So here it is, my first actual inarguable comic, complete with integrated text.

And now I need a cigarette.

I don't care what you call it ... the Daily Mumps is hilarious and I love it. But why don't you work on the weekends?!

Comic or not?

It certainly a valid question. On any single point of contention (one panel? no dialogue? no integrated text? no drawings?) I think there is plenty of precedent in the comic world. However, maybe when all those exceptions-to-the-rule are bundled together, you wind up with something less-than-comicky. (I myself tend to be pretty wishy-washy when describing it.)

I guess I'd feel funny doing something arbirarty--like sticking the text over the art in some distressed-looking old typewriter font--just to be able to slot it in to a more comfortable category.

Ghastly's "it's like a caption contest" observation is also interesting. The mumps I like the best are the ones where neither the caption nor the photo would operate alone. Like Tim D rightly pointed out, who wants to look at pictures of some asshole's rotten kids? Likewise, the text should be more than some stand-up-comedian riff on something that would be just as funny (or not) without the picture. It's when the picture and photo work together than the mump feels most like a comic to me.

But damn it all, people, I REALLY appreciate the feedback! And I personally love the conversation (you can bust my chops all you like, Tim). Thank you so much for checking it out and taking the trouble to comment!

[quotea="Fabricari"]...there needs to be some sense of movement in time.[/quote]

Interesting, Fabricari. The idea of needing motion in time, leading up to some conclusion. I can see that, although I think plenty of one-panel comics fail to include a time element more than occasionally (thinking of Far Side, just off the top of my head).

But I definintely see what you're saying about being pulled out of the panel by the text. I think you sort of have to glance back and forth between the image and the text to see how they work together, and maybe it's that activity that makes it feel not like a comic to you.
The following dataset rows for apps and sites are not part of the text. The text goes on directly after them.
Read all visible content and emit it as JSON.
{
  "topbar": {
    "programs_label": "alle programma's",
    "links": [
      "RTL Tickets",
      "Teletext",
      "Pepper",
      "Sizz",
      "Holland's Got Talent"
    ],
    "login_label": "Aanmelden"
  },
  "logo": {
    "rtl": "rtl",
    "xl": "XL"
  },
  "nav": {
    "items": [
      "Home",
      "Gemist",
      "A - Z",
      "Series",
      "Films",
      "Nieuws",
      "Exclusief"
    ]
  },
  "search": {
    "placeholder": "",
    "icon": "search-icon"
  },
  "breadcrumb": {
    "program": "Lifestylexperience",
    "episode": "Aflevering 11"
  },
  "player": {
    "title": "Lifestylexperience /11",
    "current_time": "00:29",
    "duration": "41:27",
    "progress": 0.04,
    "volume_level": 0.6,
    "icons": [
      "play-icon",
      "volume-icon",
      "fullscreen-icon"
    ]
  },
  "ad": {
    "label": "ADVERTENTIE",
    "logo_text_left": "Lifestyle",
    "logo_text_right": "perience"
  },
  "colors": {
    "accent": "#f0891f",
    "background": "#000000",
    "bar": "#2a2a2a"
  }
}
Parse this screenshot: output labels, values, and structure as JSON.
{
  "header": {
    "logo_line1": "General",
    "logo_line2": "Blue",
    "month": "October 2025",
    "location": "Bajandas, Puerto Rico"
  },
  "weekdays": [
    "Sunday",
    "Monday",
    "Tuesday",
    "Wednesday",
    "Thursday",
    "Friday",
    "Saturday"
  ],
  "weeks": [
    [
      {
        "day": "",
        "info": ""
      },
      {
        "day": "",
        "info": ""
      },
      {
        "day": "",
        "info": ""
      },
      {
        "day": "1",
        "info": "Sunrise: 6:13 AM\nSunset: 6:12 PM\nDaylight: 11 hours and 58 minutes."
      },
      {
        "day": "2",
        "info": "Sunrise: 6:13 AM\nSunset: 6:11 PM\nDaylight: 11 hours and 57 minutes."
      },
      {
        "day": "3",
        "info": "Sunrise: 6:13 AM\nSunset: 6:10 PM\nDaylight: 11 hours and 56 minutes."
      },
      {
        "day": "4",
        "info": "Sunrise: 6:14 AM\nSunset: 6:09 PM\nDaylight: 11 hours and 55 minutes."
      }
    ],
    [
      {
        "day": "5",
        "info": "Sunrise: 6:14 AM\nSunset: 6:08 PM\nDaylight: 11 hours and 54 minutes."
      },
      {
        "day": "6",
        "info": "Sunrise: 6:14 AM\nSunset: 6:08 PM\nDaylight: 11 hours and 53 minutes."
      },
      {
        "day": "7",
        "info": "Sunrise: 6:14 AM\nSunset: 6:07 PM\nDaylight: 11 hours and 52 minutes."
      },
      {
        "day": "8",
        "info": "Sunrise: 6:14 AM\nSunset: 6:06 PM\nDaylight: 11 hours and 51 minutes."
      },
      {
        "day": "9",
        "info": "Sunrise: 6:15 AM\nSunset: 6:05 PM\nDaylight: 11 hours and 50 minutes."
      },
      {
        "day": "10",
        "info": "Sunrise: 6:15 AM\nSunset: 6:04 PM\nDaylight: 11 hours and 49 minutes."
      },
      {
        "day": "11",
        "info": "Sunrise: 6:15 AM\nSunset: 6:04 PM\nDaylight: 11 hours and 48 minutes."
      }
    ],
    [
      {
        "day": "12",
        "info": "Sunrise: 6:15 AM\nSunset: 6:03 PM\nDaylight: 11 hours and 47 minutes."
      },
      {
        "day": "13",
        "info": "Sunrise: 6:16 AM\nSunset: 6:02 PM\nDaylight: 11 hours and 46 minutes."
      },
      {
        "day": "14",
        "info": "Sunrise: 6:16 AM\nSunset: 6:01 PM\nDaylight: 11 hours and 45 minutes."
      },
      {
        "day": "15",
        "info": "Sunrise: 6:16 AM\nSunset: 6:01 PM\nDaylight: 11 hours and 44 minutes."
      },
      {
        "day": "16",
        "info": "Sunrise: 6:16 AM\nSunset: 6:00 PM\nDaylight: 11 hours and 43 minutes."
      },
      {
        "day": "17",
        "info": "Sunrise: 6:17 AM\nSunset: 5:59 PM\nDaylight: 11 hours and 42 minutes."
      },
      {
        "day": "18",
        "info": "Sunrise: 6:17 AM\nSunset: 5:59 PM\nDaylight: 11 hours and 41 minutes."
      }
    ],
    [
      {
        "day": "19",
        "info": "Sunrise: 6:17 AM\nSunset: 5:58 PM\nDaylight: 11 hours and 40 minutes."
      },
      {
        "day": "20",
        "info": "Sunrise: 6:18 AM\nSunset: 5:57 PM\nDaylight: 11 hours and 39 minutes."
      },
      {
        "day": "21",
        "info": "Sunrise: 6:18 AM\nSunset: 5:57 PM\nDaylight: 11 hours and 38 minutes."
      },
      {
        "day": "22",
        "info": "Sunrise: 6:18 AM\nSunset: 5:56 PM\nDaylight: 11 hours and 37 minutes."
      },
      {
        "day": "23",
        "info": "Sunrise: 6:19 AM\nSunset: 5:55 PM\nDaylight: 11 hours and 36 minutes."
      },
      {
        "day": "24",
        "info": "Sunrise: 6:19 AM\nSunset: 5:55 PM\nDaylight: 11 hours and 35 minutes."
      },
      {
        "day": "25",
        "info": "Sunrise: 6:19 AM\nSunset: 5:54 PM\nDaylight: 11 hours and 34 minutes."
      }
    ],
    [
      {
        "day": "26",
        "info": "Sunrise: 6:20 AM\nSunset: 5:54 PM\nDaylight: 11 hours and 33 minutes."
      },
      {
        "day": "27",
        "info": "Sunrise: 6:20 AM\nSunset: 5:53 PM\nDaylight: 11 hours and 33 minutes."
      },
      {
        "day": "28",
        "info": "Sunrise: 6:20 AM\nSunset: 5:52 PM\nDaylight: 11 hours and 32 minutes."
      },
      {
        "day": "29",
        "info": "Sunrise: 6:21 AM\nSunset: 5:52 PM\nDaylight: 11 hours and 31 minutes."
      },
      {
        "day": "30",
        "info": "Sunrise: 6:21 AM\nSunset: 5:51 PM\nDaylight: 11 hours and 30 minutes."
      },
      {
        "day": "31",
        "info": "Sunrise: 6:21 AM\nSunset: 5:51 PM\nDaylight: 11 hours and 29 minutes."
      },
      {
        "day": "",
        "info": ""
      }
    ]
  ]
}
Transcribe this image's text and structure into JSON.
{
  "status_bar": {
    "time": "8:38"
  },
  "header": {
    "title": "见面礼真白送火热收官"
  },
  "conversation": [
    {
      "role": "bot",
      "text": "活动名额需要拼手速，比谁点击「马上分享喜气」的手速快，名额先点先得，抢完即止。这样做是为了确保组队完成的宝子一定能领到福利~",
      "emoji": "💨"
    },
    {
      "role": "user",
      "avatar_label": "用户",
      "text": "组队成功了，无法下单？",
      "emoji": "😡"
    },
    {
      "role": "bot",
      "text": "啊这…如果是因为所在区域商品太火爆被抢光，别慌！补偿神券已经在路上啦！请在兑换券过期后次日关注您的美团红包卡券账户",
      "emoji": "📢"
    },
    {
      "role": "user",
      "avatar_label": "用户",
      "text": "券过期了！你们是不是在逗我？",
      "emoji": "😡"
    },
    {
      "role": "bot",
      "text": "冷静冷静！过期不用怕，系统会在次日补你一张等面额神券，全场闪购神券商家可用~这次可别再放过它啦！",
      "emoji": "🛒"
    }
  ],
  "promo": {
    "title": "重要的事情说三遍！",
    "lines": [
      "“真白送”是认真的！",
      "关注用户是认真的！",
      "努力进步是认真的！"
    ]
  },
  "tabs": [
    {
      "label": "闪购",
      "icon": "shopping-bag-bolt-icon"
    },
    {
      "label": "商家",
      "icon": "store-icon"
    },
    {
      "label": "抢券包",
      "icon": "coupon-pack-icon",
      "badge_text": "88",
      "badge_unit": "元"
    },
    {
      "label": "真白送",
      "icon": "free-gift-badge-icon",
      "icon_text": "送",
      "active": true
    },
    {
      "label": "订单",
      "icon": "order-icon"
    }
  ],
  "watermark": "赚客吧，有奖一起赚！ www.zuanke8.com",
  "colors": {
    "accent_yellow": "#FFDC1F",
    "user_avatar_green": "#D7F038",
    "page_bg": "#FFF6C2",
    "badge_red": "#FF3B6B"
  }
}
As far as taking extra steps in the composition of the photos--one of my rules is that I only use "found," candid images. Nothing that I've set up or composed in advance. In that way I have to create a new meaning for the image, sort of the way the kids do on Whispered Apologies. It's probably even the same with a team comic like A Softer World, where I believe the photos are produced first, independently of the writer, and then the writer adds his own meaning with the text.

So does my exclusive use of "found" art makes it not a comic? Again, it might be just one more drop in the bucket that flips it that way for some readers.

Thanks for your thoughts!